What Causes Alcoholism?
With over 15 million U.S. adults reporting some level of alcohol use disorder (AUD), it’s no secret that alcoholism is a serious and widespread problem. Despite this, for both people struggling with alcohol dependency and their families, it can be difficult to pinpoint a specific cause. Critically, the first step toward recovery is understanding the intertwined variables and risks lurking behind alcoholism. Of course, every individual is different, but if you’ve ever wondered what causes alcoholism, we hope this post can provide some insight.
Part of what makes alcoholism so difficult to understand is the multi-layered nature of what causes alcoholism. Rather than just the result of one single event or trait, alcoholism is rooted in the interaction of social, mental, and biological factors:
- Social. Alcohol use can often begin as a social activity, especially when peers, friends, and family members also engage in drinking behaviors.
- Mental. Many alcoholics also struggle with mental health issues. Feelings of low self-esteem, impulsiveness, and anxiety can all lead to problematic drinking behaviors. According to some research, nearly 40 percent of alcoholics report being diagnosed with some form of mental illness.
- Biological.

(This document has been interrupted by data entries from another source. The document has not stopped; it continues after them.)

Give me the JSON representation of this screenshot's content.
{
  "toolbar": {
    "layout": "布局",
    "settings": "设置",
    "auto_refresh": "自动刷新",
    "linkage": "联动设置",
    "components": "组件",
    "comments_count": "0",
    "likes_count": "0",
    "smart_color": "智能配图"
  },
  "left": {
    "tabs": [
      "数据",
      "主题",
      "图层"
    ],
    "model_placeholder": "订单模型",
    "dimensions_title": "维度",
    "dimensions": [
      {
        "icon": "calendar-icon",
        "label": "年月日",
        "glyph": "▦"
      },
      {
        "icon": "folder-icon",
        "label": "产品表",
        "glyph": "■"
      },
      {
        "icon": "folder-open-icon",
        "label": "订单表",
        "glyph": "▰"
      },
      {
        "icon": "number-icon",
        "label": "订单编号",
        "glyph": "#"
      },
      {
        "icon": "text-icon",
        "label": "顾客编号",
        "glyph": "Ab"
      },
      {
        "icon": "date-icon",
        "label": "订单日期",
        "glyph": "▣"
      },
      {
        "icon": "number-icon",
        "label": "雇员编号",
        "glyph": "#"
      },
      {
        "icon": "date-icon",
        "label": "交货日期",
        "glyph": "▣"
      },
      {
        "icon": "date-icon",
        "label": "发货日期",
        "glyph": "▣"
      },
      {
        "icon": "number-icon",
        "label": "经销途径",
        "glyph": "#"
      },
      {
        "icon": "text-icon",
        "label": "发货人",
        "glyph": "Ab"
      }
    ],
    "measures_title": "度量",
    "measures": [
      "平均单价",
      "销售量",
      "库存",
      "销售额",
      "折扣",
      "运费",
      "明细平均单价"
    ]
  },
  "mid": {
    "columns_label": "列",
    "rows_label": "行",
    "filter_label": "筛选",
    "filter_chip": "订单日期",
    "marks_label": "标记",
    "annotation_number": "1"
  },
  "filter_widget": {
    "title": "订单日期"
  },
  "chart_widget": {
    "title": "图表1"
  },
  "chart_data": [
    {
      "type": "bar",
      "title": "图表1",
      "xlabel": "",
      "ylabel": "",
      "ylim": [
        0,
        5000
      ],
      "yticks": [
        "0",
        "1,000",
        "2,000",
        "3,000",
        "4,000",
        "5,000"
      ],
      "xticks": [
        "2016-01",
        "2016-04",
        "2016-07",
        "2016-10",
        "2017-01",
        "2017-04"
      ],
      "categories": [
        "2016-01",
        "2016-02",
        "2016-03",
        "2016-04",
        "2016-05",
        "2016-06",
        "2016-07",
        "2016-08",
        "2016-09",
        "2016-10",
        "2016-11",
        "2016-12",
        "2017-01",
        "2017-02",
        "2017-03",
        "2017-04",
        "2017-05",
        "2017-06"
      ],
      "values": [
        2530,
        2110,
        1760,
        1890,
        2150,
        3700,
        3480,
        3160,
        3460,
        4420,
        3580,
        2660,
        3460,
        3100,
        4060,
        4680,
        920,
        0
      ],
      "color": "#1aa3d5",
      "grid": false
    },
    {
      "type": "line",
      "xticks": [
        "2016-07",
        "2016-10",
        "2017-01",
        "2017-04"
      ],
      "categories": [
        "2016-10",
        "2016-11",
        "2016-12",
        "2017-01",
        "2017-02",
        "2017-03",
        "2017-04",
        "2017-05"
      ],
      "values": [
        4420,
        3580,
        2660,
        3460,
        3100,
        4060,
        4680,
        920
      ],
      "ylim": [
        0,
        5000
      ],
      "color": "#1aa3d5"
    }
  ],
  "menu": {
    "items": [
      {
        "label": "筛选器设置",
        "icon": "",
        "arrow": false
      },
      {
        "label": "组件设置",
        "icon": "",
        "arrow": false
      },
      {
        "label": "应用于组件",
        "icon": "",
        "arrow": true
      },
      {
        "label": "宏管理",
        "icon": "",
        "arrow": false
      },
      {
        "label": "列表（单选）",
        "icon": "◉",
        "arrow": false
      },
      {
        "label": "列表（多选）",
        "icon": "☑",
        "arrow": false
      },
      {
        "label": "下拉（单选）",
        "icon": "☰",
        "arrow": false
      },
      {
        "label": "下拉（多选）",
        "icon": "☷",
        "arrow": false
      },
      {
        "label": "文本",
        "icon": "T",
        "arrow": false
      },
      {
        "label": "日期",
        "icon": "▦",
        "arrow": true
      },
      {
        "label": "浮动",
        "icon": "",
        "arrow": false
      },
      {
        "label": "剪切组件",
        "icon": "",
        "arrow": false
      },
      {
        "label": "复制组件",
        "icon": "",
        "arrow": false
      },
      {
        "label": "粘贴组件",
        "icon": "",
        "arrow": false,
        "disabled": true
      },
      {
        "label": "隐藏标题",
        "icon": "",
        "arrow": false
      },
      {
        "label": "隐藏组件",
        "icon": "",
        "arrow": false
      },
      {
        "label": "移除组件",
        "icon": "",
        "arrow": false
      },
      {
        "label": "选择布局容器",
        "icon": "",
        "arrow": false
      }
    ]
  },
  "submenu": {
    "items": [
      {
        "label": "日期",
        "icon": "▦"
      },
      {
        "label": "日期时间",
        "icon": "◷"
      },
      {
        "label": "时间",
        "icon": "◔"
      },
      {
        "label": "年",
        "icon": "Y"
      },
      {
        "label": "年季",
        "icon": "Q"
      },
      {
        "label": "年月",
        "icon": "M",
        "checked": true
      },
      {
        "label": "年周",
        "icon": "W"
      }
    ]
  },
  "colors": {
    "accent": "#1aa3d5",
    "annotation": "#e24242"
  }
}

Though a family history of alcoholism does not guarantee future problems, it can play a significant role. Early research has shown the presence of certain genes that predispose individuals to addictive behaviors.
Apart from the underlying risk factors related to alcoholism, there is also a consensus on certain behaviors that may demonstrate alcoholic tendencies or the existence of early stage alcoholism. In large part, these behaviors and lifestyle conditions may go unnoticed until a more severe form of alcoholism develops.
Some of the earliest warning signs and indicators of alcoholism include:
- High Stress Levels. Stress at work or in the home can leave individuals desperate for relief. Drinking as a means of stress relief can lead to extreme alcoholism if left unchecked.
- Early Exposure To Alcohol. Youthful experimentation with alcohol, including binge drinking, can greatly increase the risk of alcoholism. What begins as “age-related” use can become a truly unmanageable problem.
- Peer Pressure. Related to the social factor of alcoholism, unhealthy drinking habits can begin as method of blending into a peer group of co-workers, classmates, team members etc.
One of the most important thing to remember about the initial causes of alcoholism is their slow progression. A few drinks after work or with friends can sometimes lead to more serious problems down the road.
Start The Recovery Journey
According to the Mayo Clinic, alcoholism and even moderate alcohol abuse can lead to serious health problems including liver disease, heart failure, and neurological handicaps. The added damage to personal mental health and daily function makes alcoholism a truly debilitating disease unto itself. But recovery and growth are possible.
If you are struggling to stay clean and sober, a sober living environment may be right for you. The Sanctuary Recovery Foundation offers men’s sober living residences in the beautiful coastal region of Charleston, SC. We would love to talk to you about how we can help.